-- ABOUT THIS TASK --
Each line that has the string "date" must be copied from the records below.

Collected data entries
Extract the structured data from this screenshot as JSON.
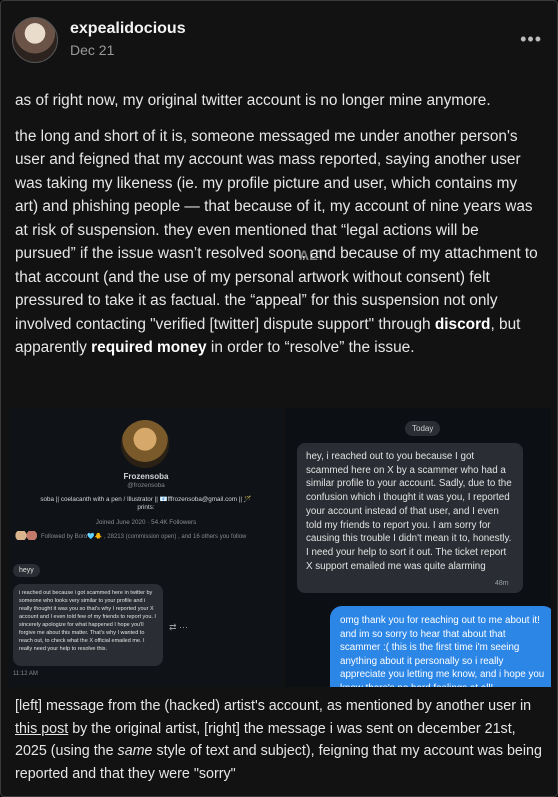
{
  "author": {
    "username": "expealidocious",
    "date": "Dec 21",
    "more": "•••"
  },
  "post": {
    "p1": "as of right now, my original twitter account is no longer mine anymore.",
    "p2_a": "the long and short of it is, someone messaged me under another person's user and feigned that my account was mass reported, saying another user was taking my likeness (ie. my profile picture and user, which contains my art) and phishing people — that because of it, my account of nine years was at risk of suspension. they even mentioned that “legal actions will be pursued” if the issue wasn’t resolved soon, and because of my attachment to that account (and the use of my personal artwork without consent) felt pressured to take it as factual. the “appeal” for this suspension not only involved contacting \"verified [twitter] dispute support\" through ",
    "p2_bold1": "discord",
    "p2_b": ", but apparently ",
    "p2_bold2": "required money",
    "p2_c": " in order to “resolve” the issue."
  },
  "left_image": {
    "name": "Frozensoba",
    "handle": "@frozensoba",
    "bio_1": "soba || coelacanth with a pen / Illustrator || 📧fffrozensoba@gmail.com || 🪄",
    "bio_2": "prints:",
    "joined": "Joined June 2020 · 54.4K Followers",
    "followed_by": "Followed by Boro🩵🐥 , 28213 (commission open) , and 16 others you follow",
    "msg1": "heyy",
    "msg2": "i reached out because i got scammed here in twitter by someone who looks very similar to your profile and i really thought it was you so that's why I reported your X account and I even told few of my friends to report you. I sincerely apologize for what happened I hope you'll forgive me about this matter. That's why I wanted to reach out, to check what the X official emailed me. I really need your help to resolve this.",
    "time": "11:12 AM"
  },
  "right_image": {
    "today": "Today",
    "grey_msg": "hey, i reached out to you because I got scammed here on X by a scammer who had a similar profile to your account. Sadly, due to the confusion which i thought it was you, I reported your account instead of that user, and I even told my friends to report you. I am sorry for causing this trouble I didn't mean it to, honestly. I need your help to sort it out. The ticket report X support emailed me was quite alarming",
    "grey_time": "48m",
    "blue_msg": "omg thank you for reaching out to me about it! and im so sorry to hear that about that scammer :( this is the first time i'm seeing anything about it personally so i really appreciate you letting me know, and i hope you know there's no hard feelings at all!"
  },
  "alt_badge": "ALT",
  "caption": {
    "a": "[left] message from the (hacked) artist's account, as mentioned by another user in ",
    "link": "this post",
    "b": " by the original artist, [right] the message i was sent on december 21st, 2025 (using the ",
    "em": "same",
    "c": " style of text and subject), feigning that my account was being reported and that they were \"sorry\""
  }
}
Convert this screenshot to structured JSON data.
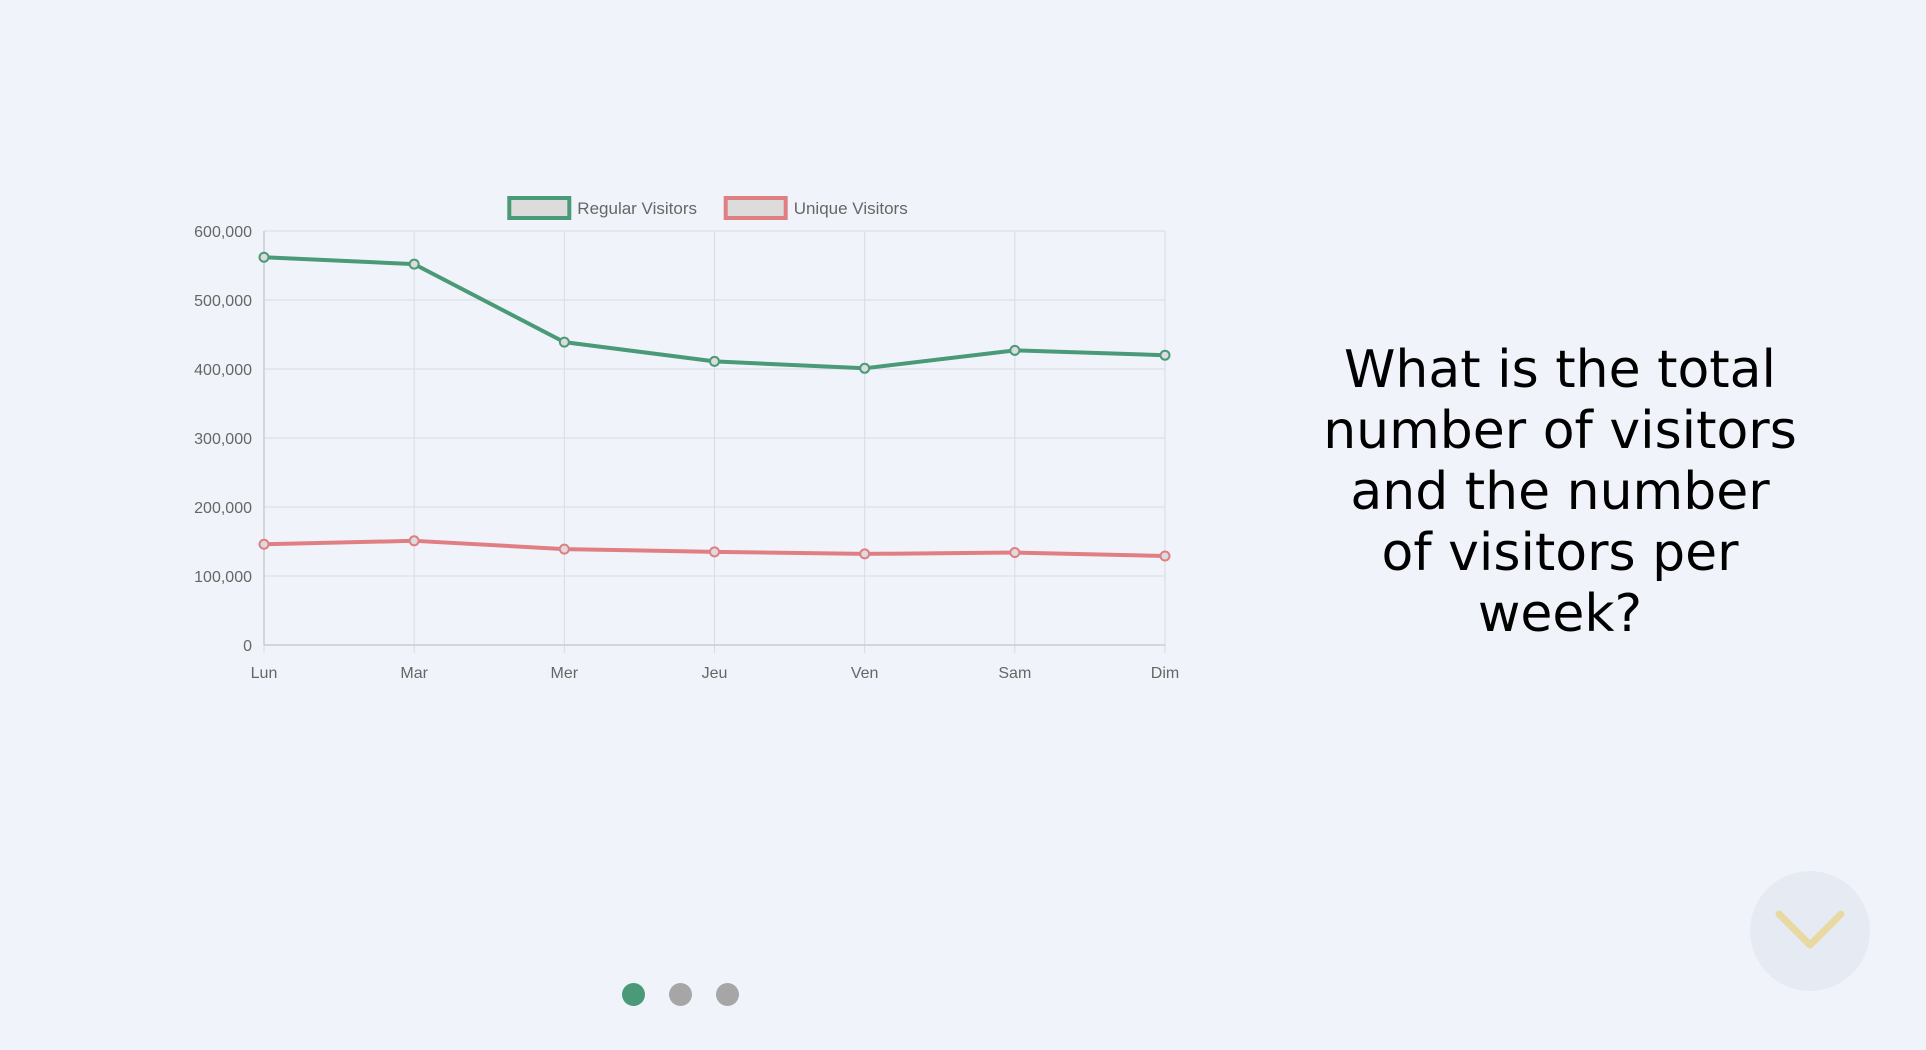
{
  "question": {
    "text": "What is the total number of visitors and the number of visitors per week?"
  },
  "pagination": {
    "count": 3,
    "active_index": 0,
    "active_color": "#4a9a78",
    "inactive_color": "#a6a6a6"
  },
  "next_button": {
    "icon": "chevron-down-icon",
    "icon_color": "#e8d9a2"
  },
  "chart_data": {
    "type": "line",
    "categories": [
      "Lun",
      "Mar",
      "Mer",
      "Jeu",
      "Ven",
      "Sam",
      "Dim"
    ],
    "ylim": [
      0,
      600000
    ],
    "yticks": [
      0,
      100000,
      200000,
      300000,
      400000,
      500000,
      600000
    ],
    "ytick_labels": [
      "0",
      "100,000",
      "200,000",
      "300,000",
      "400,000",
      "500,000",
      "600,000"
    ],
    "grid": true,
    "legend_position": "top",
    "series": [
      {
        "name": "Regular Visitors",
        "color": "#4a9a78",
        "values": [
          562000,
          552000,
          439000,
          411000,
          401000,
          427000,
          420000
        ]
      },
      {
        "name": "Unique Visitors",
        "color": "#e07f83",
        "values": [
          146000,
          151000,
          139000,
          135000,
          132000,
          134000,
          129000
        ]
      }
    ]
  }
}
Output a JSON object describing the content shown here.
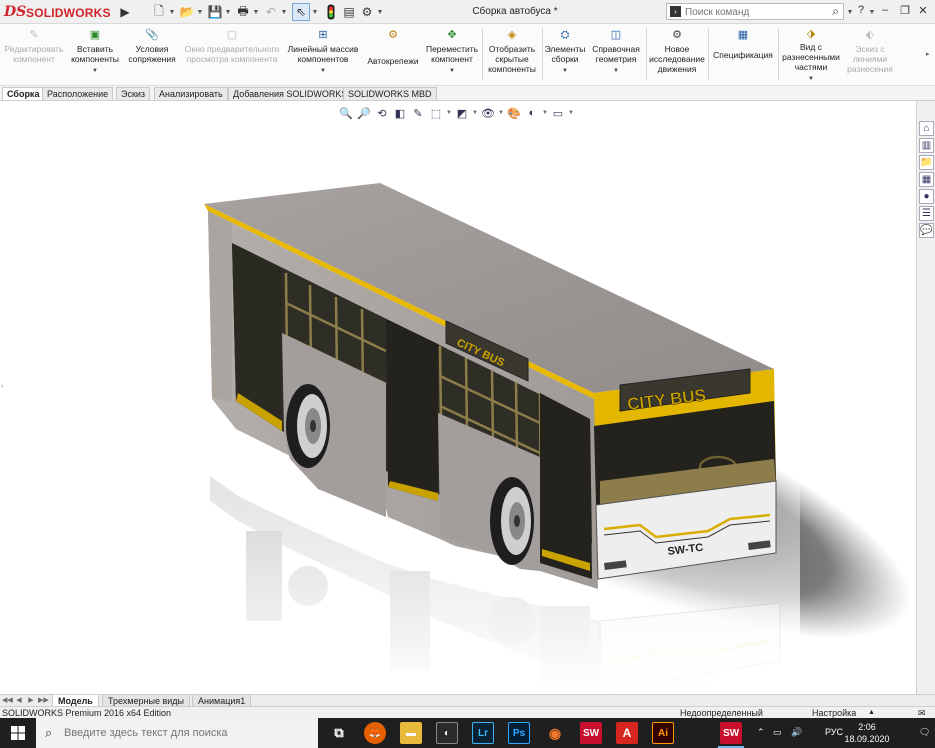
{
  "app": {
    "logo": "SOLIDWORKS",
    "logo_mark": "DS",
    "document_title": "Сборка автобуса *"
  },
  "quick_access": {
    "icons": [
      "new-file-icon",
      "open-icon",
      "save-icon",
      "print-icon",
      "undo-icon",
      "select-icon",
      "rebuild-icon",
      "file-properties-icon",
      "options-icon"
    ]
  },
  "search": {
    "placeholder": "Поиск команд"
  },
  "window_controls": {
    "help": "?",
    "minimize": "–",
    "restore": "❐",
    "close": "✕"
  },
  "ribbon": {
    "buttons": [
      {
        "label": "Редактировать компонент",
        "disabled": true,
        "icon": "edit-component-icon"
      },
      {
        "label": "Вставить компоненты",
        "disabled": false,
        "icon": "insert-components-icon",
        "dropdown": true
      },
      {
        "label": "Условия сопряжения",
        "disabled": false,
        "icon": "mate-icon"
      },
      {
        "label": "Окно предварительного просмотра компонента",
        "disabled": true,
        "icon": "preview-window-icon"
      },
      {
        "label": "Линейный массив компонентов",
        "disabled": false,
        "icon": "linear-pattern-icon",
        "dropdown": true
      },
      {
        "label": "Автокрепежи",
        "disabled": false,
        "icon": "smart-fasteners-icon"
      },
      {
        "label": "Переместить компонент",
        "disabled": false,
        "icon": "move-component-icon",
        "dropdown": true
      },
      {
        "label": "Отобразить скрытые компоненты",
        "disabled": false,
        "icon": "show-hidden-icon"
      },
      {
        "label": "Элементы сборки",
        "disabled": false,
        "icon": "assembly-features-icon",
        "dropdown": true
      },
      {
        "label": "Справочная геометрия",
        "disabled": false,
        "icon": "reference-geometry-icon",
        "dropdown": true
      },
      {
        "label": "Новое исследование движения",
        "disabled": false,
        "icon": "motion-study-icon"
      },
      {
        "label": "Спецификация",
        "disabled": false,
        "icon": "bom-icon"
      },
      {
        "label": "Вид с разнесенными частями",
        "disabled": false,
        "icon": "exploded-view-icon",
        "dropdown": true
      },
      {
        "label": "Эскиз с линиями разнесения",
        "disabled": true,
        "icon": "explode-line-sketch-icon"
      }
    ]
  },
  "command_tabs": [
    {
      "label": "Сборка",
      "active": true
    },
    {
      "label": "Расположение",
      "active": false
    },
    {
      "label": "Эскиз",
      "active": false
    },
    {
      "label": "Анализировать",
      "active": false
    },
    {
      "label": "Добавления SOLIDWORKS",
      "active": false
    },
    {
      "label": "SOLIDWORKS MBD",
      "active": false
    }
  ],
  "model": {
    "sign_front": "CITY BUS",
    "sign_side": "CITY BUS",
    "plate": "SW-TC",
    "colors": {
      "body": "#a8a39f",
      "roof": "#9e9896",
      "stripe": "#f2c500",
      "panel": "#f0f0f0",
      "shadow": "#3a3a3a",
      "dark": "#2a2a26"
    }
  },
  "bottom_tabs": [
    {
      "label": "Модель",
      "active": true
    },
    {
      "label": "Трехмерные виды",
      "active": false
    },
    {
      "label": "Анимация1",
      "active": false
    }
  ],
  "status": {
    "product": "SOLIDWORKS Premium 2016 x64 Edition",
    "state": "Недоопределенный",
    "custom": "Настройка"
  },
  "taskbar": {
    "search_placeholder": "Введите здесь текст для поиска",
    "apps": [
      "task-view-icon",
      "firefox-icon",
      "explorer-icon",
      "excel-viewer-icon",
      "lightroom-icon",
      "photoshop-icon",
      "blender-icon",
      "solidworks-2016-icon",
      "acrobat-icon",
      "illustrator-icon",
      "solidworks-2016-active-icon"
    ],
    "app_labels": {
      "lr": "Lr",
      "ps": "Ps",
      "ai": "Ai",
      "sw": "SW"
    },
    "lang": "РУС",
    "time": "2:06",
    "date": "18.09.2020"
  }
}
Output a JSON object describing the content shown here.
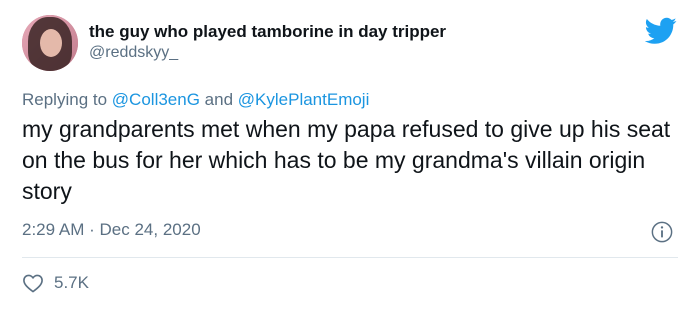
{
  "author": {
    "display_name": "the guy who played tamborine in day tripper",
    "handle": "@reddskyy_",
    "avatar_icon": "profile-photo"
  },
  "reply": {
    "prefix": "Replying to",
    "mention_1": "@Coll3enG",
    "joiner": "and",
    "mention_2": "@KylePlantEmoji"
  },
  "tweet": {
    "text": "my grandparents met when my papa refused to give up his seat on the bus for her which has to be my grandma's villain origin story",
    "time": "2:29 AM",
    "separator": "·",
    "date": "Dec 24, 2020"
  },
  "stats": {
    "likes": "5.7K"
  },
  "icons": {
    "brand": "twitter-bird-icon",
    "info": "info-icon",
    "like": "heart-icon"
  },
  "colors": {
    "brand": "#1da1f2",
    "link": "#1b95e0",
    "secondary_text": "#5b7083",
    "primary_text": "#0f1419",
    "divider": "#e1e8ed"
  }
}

-- EXERCISE ANSWER --
    "date": "Dec 21",
    "date": "18.09.2020"
    "date": "Dec 24, 2020"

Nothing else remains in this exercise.